- _Work instruction_
Nothing in the entries may be altered; copy them all exactly.

Supplied data below:

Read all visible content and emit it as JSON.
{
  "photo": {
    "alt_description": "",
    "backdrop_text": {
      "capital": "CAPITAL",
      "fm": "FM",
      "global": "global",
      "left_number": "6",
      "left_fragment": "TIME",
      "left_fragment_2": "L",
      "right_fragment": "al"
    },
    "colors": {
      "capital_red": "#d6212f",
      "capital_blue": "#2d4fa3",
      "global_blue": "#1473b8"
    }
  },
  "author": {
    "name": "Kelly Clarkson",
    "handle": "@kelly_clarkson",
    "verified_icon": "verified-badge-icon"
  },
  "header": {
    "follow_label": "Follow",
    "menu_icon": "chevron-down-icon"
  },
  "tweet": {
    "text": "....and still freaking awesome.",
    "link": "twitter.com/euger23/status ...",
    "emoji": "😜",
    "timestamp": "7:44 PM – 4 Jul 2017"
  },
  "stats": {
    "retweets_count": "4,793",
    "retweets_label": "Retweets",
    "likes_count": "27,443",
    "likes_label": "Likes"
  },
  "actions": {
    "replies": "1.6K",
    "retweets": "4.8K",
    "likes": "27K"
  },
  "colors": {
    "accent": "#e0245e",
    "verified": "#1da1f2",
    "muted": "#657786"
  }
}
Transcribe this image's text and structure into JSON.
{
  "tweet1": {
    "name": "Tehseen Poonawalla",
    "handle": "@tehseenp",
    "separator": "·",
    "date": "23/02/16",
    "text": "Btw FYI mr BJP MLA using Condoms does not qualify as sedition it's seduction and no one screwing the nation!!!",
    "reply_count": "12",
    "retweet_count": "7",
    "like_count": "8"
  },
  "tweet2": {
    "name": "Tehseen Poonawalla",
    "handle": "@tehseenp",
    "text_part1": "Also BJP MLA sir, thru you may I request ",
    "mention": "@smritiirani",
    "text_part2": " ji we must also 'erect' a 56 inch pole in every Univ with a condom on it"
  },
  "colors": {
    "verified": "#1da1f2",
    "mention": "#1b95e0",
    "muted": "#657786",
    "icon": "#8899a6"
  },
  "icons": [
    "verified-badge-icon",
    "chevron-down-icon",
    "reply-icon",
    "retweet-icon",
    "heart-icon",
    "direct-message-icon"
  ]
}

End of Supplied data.

- _Answer section_
Read all visible content and emit it as JSON.
{
  "photo": {
    "alt_description": "",
    "backdrop_text": {
      "capital": "CAPITAL",
      "fm": "FM",
      "global": "global",
      "left_number": "6",
      "left_fragment": "TIME",
      "left_fragment_2": "L",
      "right_fragment": "al"
    },
    "colors": {
      "capital_red": "#d6212f",
      "capital_blue": "#2d4fa3",
      "global_blue": "#1473b8"
    }
  },
  "author": {
    "name": "Kelly Clarkson",
    "handle": "@kelly_clarkson",
    "verified_icon": "verified-badge-icon"
  },
  "header": {
    "follow_label": "Follow",
    "menu_icon": "chevron-down-icon"
  },
  "tweet": {
    "text": "....and still freaking awesome.",
    "link": "twitter.com/euger23/status ...",
    "emoji": "😜",
    "timestamp": "7:44 PM – 4 Jul 2017"
  },
  "stats": {
    "retweets_count": "4,793",
    "retweets_label": "Retweets",
    "likes_count": "27,443",
    "likes_label": "Likes"
  },
  "actions": {
    "replies": "1.6K",
    "retweets": "4.8K",
    "likes": "27K"
  },
  "colors": {
    "accent": "#e0245e",
    "verified": "#1da1f2",
    "muted": "#657786"
  }
}
Transcribe this image's text and structure into JSON.
{
  "tweet1": {
    "name": "Tehseen Poonawalla",
    "handle": "@tehseenp",
    "separator": "·",
    "date": "23/02/16",
    "text": "Btw FYI mr BJP MLA using Condoms does not qualify as sedition it's seduction and no one screwing the nation!!!",
    "reply_count": "12",
    "retweet_count": "7",
    "like_count": "8"
  },
  "tweet2": {
    "name": "Tehseen Poonawalla",
    "handle": "@tehseenp",
    "text_part1": "Also BJP MLA sir, thru you may I request ",
    "mention": "@smritiirani",
    "text_part2": " ji we must also 'erect' a 56 inch pole in every Univ with a condom on it"
  },
  "colors": {
    "verified": "#1da1f2",
    "mention": "#1b95e0",
    "muted": "#657786",
    "icon": "#8899a6"
  },
  "icons": [
    "verified-badge-icon",
    "chevron-down-icon",
    "reply-icon",
    "retweet-icon",
    "heart-icon",
    "direct-message-icon"
  ]
}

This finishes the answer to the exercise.